### Work to be completed
Reproduce the full set of records that follow, exactly as shown.

(Records from a dataset)
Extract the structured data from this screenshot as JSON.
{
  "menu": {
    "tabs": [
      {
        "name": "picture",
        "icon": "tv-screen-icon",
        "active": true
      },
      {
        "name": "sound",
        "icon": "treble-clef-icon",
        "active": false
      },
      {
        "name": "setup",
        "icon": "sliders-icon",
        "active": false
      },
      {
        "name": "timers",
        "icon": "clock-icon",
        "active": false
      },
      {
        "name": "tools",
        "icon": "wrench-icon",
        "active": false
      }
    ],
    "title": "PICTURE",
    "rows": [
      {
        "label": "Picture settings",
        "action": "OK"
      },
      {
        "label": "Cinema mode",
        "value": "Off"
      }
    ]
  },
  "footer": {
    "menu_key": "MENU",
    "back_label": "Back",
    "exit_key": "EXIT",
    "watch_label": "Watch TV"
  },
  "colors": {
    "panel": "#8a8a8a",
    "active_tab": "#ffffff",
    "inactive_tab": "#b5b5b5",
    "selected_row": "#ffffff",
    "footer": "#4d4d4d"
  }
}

### Task output
Extract the structured data from this screenshot as JSON.
{
  "menu": {
    "tabs": [
      {
        "name": "picture",
        "icon": "tv-screen-icon",
        "active": true
      },
      {
        "name": "sound",
        "icon": "treble-clef-icon",
        "active": false
      },
      {
        "name": "setup",
        "icon": "sliders-icon",
        "active": false
      },
      {
        "name": "timers",
        "icon": "clock-icon",
        "active": false
      },
      {
        "name": "tools",
        "icon": "wrench-icon",
        "active": false
      }
    ],
    "title": "PICTURE",
    "rows": [
      {
        "label": "Picture settings",
        "action": "OK"
      },
      {
        "label": "Cinema mode",
        "value": "Off"
      }
    ]
  },
  "footer": {
    "menu_key": "MENU",
    "back_label": "Back",
    "exit_key": "EXIT",
    "watch_label": "Watch TV"
  },
  "colors": {
    "panel": "#8a8a8a",
    "active_tab": "#ffffff",
    "inactive_tab": "#b5b5b5",
    "selected_row": "#ffffff",
    "footer": "#4d4d4d"
  }
}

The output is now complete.